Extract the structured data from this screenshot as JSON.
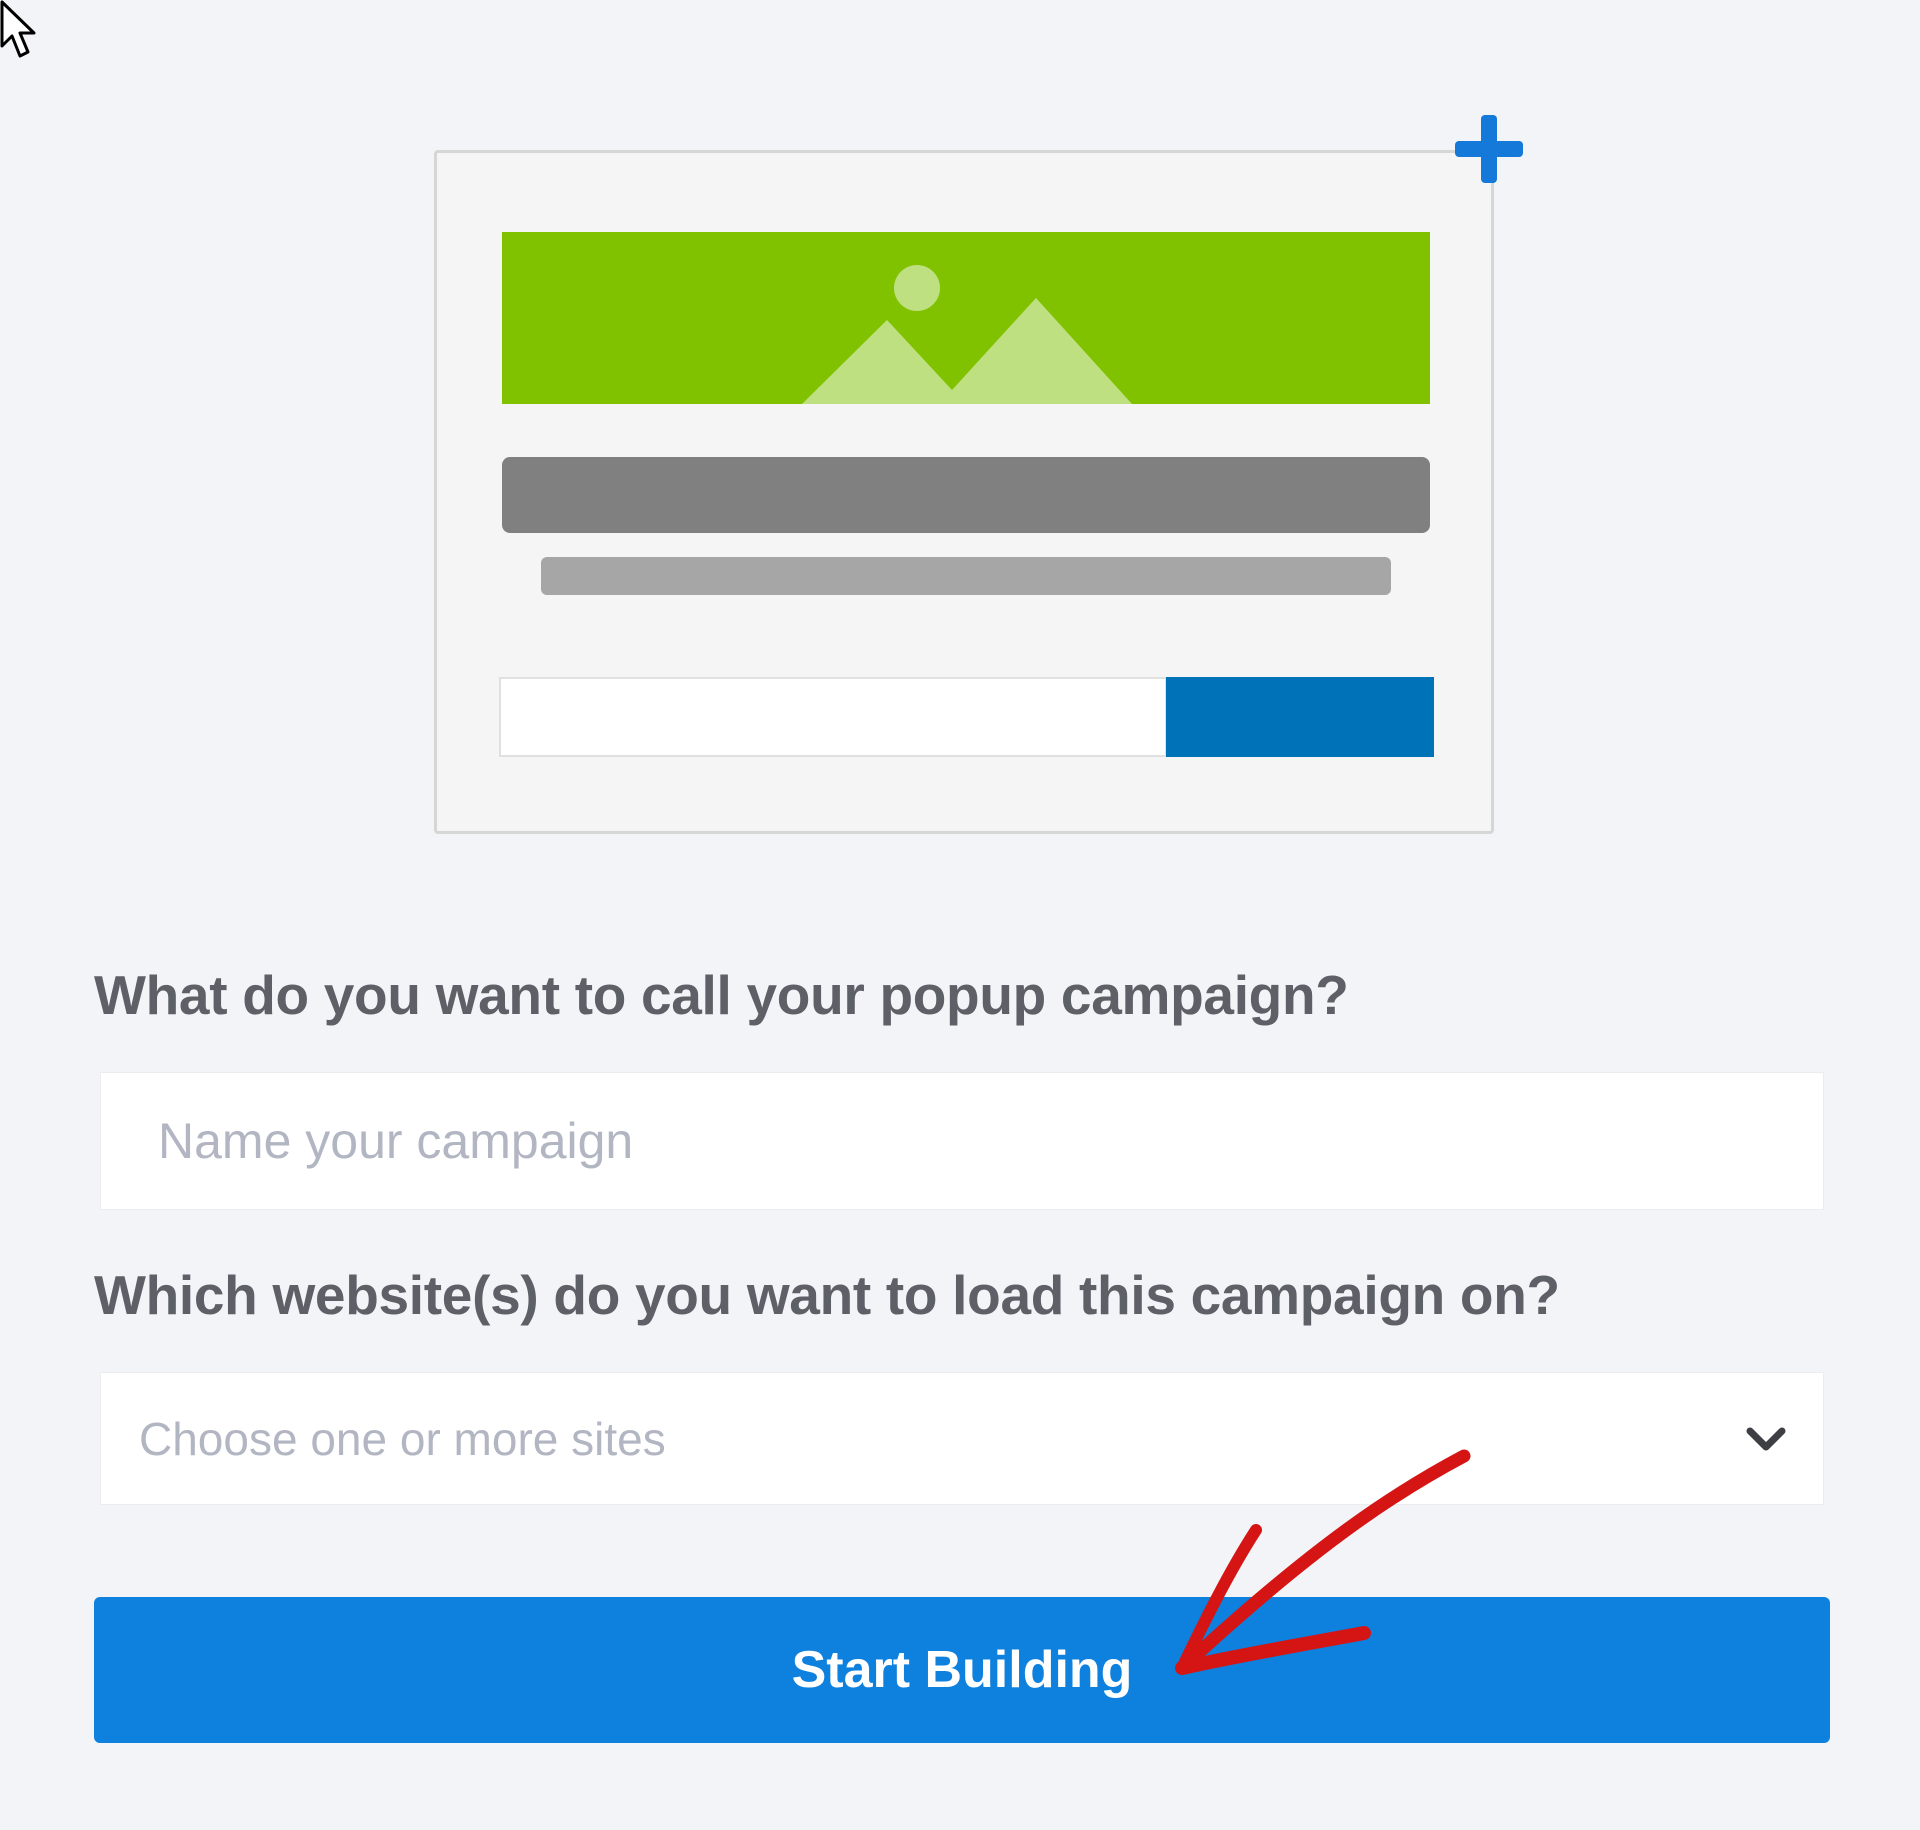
{
  "form": {
    "name_label": "What do you want to call your popup campaign?",
    "name_placeholder": "Name your campaign",
    "name_value": "",
    "sites_label": "Which website(s) do you want to load this campaign on?",
    "sites_placeholder": "Choose one or more sites",
    "submit_label": "Start Building"
  },
  "colors": {
    "page_background": "#f3f4f8",
    "primary_button": "#0e80dd",
    "label_text": "#5d6066",
    "placeholder_text": "#b2b6c2",
    "illustration_image": "#80c200",
    "illustration_button": "#0072b8",
    "plus_icon": "#1479d8",
    "annotation": "#d51414"
  },
  "icons": {
    "cursor": "mouse-pointer-icon",
    "add": "plus-icon",
    "image": "image-placeholder-icon",
    "dropdown": "chevron-down-icon",
    "annotation": "hand-drawn-arrow"
  }
}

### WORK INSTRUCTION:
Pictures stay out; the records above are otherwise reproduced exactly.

### RESPONSE BELOW:
Extract the structured data from this screenshot as JSON.
{
  "form": {
    "name_label": "What do you want to call your popup campaign?",
    "name_placeholder": "Name your campaign",
    "name_value": "",
    "sites_label": "Which website(s) do you want to load this campaign on?",
    "sites_placeholder": "Choose one or more sites",
    "submit_label": "Start Building"
  },
  "colors": {
    "page_background": "#f3f4f8",
    "primary_button": "#0e80dd",
    "label_text": "#5d6066",
    "placeholder_text": "#b2b6c2",
    "illustration_image": "#80c200",
    "illustration_button": "#0072b8",
    "plus_icon": "#1479d8",
    "annotation": "#d51414"
  },
  "icons": {
    "cursor": "mouse-pointer-icon",
    "add": "plus-icon",
    "image": "image-placeholder-icon",
    "dropdown": "chevron-down-icon",
    "annotation": "hand-drawn-arrow"
  }
}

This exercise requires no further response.